Directions: Make an exact copy of the records, and keep the pictures out of it.

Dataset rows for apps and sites
++++++++++
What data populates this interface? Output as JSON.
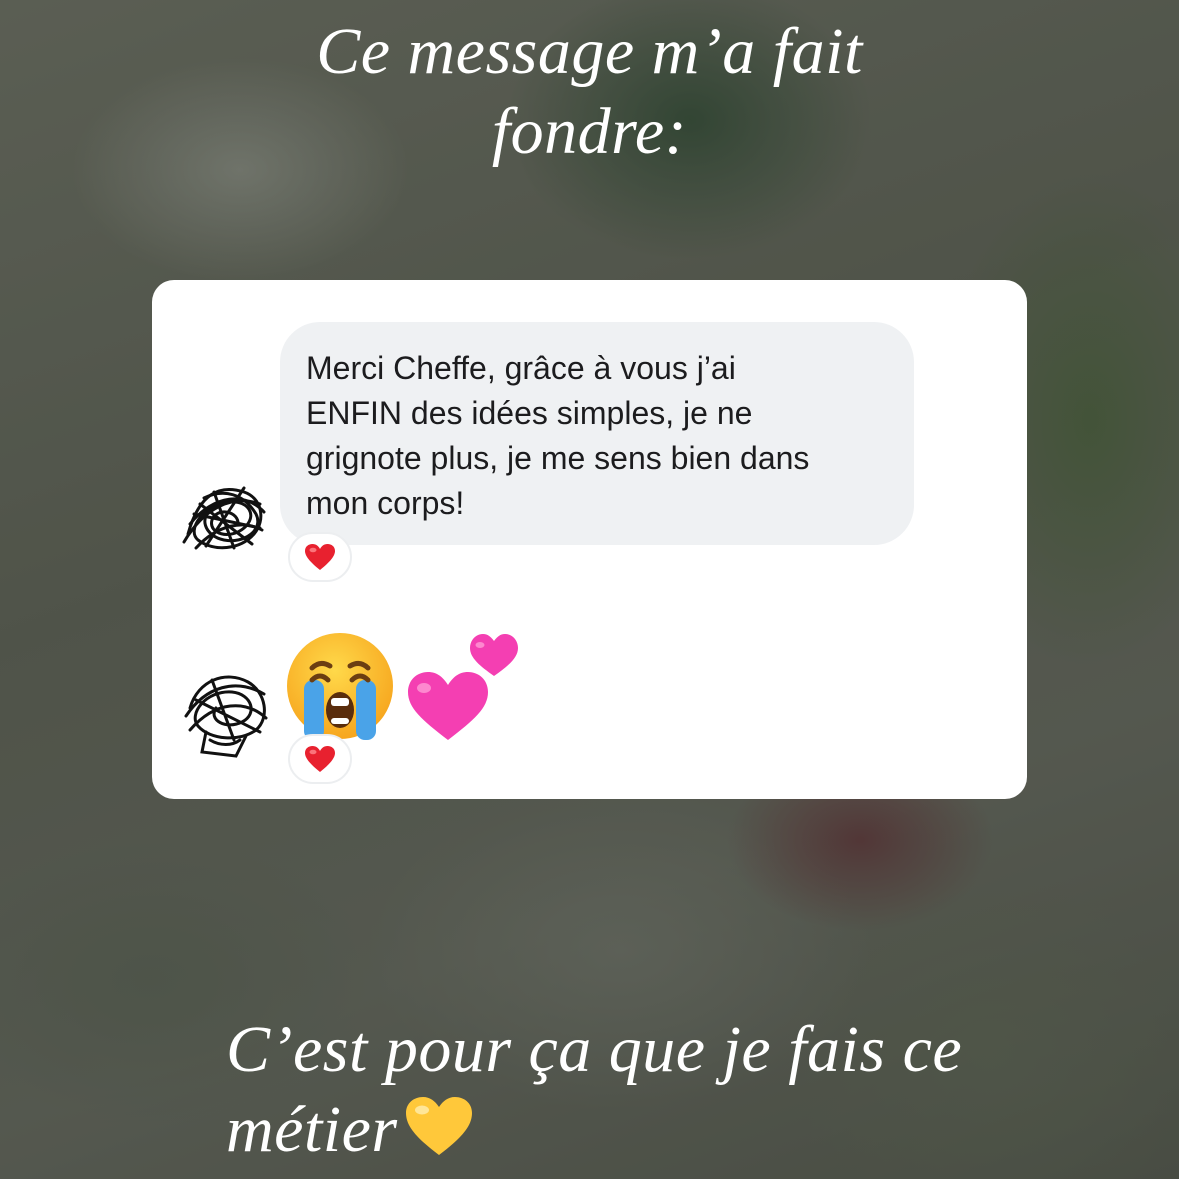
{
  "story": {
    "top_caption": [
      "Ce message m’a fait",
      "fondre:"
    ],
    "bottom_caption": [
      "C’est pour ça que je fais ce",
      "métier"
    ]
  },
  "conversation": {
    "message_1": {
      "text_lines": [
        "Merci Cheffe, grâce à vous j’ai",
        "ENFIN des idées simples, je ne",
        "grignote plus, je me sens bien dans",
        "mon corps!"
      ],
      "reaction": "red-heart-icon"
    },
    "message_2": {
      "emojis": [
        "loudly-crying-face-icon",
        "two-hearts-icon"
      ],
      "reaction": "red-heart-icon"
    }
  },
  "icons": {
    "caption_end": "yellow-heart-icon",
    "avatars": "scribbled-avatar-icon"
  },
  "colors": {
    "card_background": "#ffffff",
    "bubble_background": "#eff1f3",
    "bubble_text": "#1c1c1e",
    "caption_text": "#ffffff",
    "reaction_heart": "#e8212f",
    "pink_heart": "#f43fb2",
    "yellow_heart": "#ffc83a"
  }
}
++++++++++
Solution to this problem:
What data populates this interface? Output as JSON.
{
  "story": {
    "top_caption": [
      "Ce message m’a fait",
      "fondre:"
    ],
    "bottom_caption": [
      "C’est pour ça que je fais ce",
      "métier"
    ]
  },
  "conversation": {
    "message_1": {
      "text_lines": [
        "Merci Cheffe, grâce à vous j’ai",
        "ENFIN des idées simples, je ne",
        "grignote plus, je me sens bien dans",
        "mon corps!"
      ],
      "reaction": "red-heart-icon"
    },
    "message_2": {
      "emojis": [
        "loudly-crying-face-icon",
        "two-hearts-icon"
      ],
      "reaction": "red-heart-icon"
    }
  },
  "icons": {
    "caption_end": "yellow-heart-icon",
    "avatars": "scribbled-avatar-icon"
  },
  "colors": {
    "card_background": "#ffffff",
    "bubble_background": "#eff1f3",
    "bubble_text": "#1c1c1e",
    "caption_text": "#ffffff",
    "reaction_heart": "#e8212f",
    "pink_heart": "#f43fb2",
    "yellow_heart": "#ffc83a"
  }
}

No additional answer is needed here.